The license agreements between publishers and consumers of information in electronic form are the big area, in my opinion, where the situation regarding the book trade has changed, and which librarians especially need to pay attention to. Where “all rights reserved” appears on a copyright page, presumably it has been placed there prior to a license agreement. Also, we can presume that it refers not really to “all rights” but to “all rights that we own” (since, for example, it is never taken to be denial of first sale doctrine). I think Eric is correct that in an eBook environment, this statement has to be modified in order to most correct, and further I think it is an easy modification to make. It could simply be amended to say, “All rights reserved where not covered by license agreement,” or words to that affect. However, it could also be argued that the statement is intended to apply to the content prior to a license, which is the same as the situation with print books. Publishers grant licenses all the time that allow specific parties, usually other publishers, to make limited use of content controlled by that publisher (e.g. a chapter in a book where the publisher still controls the rights). In that sense, “All rights reserved” indicates that a license is required for a transfer of rights. We often don’t know where such licenses are already in effect. But that is a somewhat technical point, and I will agree that Hellman has identified an issue here.

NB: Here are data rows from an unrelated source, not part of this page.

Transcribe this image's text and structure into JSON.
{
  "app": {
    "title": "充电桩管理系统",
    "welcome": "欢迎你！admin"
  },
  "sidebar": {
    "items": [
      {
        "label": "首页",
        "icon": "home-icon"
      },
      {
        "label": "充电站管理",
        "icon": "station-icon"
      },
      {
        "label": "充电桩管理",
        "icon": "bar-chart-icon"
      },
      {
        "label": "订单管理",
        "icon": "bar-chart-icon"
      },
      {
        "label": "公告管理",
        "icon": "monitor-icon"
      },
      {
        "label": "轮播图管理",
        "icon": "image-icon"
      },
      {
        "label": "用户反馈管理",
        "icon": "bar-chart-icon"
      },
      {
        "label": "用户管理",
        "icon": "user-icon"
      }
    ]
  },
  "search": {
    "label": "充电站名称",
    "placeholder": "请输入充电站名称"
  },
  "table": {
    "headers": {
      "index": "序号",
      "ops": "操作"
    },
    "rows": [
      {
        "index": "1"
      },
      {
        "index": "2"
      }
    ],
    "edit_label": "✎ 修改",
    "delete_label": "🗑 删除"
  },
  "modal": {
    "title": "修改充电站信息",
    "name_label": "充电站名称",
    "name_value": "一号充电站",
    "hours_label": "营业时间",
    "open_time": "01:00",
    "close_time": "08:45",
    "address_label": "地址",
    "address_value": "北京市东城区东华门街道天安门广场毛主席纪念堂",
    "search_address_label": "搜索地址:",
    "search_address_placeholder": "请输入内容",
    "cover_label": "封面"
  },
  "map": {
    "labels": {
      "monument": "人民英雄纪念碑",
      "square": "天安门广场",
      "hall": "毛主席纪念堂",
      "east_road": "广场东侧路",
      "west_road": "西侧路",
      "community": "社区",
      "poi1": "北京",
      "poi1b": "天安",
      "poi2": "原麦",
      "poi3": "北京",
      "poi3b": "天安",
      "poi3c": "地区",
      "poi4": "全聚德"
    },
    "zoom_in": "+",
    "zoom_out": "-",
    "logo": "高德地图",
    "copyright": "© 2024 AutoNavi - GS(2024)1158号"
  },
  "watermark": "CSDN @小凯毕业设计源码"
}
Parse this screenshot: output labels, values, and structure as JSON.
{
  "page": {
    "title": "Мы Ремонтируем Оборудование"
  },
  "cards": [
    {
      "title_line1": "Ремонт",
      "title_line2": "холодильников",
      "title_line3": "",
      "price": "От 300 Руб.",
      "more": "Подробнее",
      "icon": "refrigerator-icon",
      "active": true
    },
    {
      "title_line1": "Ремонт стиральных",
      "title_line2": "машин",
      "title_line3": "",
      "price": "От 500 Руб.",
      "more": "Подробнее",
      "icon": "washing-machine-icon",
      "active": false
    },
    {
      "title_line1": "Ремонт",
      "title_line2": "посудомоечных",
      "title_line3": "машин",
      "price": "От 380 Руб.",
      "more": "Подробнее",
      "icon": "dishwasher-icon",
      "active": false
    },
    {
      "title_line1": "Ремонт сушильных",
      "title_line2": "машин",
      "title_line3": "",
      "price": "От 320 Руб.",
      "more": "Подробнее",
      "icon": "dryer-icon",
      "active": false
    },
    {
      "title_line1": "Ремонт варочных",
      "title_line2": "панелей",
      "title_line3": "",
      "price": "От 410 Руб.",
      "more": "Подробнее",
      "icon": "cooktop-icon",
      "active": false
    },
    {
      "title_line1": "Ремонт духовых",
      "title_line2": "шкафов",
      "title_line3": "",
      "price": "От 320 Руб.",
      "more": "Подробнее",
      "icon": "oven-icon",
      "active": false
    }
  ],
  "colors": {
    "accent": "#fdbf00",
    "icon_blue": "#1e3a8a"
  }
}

I think that my main point–that the issues Hellman has raised regarding copyright pages apply to print books as well–is fairly obvious. So, I wonder why these issues seem salient regarding eBooks and not so much to print books? I think the reason is that eBooks are forcing us to pay focused attention to issues of rights that have become unstable and have entered into play in new ways with digital content, and that this focus has inspired Hellman to turn a critical eye to traditional copyright pages. Perhaps we need complete statements of the rights situation surrounding works in a way that we didn’t before eBooks. If that is the case, then I could agree with Hellman that the eBook copyright page is broken, but only in the sense that it does not address a new set of needs. Perhaps Hellman assumes that but doesn’t state it directly. In any case, I think it would not be an entirely correct assumption, because print books and eBooks don’t exist in separate legal spheres, and copyright issues that have recently become salient affect print books today in ways that they didn’t previously, even if the change is related to e-publishing.